__DESCRIPTION OF THE TASK__: Take each line in the entries below that holds "angle" and show it.

__Items from an interface collection__:
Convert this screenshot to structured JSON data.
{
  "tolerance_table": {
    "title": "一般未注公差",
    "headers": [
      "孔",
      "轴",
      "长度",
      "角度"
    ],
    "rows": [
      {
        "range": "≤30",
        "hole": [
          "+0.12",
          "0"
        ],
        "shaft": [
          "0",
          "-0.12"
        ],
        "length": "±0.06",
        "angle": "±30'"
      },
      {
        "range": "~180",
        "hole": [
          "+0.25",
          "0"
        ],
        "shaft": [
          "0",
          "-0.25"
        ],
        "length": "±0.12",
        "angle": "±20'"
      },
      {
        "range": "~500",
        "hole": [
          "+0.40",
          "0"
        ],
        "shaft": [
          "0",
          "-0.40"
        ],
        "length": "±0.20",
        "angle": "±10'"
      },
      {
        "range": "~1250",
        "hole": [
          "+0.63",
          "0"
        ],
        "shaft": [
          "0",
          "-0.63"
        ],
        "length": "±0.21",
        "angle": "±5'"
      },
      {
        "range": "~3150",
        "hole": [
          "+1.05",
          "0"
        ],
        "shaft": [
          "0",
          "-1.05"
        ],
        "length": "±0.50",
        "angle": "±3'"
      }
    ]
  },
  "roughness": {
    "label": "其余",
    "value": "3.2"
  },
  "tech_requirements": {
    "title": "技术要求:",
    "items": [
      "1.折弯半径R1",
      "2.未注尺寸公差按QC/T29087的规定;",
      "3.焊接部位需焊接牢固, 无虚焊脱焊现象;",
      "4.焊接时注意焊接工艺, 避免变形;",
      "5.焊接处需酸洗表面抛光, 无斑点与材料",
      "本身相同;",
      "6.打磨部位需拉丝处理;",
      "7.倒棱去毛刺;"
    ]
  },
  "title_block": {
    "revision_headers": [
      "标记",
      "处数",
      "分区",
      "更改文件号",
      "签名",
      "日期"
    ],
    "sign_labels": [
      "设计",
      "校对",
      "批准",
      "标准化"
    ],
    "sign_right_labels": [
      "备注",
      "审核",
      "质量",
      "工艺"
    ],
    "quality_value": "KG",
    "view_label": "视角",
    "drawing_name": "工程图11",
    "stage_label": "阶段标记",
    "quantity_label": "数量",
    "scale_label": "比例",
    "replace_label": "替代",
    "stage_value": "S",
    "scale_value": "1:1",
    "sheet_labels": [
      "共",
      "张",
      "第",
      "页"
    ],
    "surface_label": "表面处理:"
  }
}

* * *

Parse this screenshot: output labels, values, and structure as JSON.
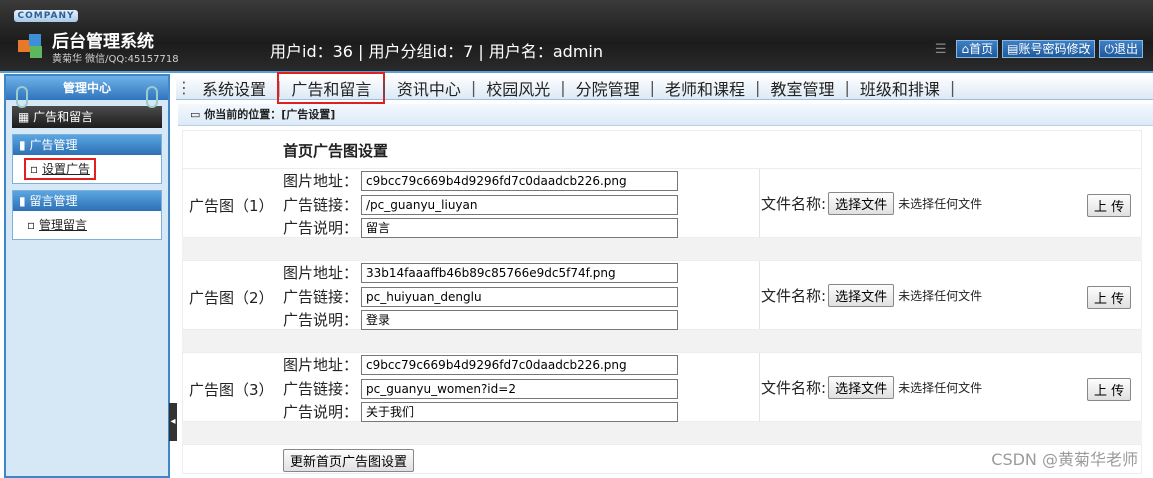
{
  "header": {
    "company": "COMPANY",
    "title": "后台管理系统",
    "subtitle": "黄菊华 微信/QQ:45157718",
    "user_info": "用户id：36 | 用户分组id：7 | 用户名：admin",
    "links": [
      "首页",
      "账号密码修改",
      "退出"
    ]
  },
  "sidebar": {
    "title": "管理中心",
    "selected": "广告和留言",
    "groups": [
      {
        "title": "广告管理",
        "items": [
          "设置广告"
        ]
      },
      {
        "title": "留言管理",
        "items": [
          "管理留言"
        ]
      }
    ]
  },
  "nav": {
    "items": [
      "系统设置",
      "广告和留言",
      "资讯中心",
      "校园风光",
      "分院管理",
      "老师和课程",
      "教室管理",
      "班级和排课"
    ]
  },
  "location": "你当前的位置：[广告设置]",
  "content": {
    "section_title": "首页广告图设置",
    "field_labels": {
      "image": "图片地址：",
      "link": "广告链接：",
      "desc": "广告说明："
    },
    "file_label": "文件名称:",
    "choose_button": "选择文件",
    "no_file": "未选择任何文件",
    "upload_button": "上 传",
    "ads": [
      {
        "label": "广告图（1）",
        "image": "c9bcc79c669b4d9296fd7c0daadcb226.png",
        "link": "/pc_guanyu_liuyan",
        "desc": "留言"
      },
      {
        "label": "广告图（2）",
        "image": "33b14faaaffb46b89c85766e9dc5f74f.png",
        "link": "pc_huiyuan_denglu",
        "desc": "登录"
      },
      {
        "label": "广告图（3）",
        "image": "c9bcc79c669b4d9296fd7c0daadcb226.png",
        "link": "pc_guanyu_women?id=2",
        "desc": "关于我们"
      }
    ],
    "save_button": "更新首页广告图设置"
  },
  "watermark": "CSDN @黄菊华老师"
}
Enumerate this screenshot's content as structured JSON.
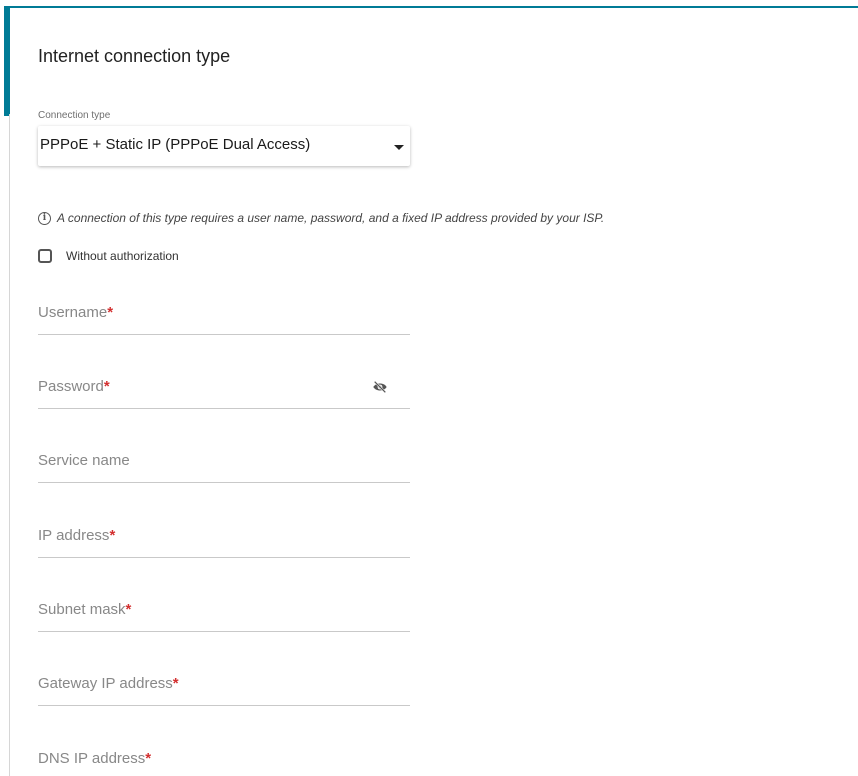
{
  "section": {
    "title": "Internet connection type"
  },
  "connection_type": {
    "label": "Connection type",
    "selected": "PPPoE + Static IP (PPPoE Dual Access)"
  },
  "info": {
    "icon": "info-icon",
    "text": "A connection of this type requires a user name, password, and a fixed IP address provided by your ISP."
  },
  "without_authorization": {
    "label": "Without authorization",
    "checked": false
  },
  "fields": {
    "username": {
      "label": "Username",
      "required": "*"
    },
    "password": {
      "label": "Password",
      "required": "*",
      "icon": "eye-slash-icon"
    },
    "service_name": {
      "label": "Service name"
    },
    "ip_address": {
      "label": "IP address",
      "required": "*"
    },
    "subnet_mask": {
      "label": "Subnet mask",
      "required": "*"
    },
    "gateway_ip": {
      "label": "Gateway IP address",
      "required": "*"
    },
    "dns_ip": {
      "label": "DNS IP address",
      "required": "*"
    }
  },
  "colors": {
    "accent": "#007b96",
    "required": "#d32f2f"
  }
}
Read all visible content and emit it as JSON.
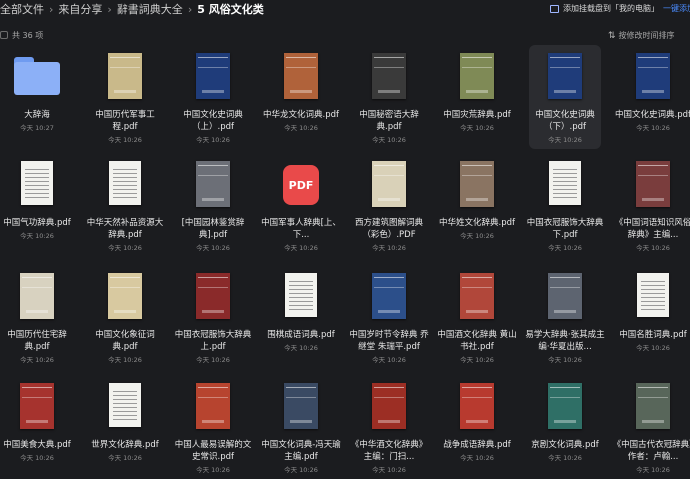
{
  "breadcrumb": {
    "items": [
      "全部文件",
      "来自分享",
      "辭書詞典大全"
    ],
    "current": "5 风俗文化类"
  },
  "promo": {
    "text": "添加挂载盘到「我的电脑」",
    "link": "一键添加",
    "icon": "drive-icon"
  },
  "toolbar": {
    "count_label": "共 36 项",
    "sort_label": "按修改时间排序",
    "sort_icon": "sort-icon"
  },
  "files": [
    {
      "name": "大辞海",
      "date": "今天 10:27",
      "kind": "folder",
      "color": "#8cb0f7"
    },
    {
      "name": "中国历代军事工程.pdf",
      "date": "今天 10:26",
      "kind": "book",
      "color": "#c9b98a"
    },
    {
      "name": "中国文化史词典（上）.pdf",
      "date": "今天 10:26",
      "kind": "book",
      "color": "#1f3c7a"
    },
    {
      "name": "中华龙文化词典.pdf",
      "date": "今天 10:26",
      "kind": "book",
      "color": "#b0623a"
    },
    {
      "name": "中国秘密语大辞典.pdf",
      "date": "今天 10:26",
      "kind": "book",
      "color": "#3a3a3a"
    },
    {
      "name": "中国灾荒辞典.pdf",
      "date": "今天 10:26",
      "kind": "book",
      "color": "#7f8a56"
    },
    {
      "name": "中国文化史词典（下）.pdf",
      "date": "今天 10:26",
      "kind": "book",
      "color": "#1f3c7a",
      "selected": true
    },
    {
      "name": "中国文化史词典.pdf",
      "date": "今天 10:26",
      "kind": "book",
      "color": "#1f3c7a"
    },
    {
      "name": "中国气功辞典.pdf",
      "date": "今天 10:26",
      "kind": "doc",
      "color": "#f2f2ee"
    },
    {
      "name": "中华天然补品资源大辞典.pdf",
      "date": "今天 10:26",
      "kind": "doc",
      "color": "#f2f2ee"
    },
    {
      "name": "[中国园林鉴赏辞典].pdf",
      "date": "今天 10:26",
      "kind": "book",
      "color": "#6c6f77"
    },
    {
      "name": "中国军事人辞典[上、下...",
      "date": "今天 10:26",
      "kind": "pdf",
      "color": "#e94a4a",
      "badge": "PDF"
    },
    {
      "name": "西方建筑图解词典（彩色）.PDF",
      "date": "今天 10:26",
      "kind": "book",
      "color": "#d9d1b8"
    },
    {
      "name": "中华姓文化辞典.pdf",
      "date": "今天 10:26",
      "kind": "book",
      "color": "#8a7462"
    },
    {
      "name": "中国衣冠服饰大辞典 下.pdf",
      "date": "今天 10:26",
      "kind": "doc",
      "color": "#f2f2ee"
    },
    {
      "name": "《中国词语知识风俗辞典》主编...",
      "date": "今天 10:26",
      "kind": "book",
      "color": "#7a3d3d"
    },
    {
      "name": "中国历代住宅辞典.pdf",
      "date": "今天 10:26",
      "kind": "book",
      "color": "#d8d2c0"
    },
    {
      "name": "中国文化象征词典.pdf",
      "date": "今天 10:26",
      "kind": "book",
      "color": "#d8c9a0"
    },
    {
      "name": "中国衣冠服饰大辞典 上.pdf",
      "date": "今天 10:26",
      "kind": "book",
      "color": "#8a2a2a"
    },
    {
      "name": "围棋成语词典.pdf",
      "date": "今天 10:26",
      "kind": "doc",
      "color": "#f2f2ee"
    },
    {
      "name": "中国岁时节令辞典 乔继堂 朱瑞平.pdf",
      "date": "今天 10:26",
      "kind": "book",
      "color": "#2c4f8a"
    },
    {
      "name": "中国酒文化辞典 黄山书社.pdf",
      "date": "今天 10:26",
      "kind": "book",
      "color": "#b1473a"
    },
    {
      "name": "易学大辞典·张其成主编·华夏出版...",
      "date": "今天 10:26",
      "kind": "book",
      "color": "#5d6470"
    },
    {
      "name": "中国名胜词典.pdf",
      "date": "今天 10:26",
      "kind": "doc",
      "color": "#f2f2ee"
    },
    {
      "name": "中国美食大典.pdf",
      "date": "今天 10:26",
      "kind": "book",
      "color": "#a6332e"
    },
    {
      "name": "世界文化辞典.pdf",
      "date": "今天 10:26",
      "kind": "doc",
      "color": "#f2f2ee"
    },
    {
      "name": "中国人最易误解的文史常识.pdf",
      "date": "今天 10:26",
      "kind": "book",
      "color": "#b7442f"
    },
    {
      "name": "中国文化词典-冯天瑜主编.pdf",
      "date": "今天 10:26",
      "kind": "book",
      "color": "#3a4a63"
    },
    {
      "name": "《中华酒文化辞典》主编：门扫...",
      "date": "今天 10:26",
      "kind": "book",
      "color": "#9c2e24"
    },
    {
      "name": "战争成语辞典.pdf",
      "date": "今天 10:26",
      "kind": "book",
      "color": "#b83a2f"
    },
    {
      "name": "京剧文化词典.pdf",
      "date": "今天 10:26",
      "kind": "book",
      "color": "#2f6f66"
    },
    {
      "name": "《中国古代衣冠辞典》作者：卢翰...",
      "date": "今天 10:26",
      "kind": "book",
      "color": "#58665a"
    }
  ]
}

__OUTPUT__:
        "angle": "±30'"
        "angle": "±20'"
        "angle": "±10'"
        "angle": "±5'"
        "angle": "±3'"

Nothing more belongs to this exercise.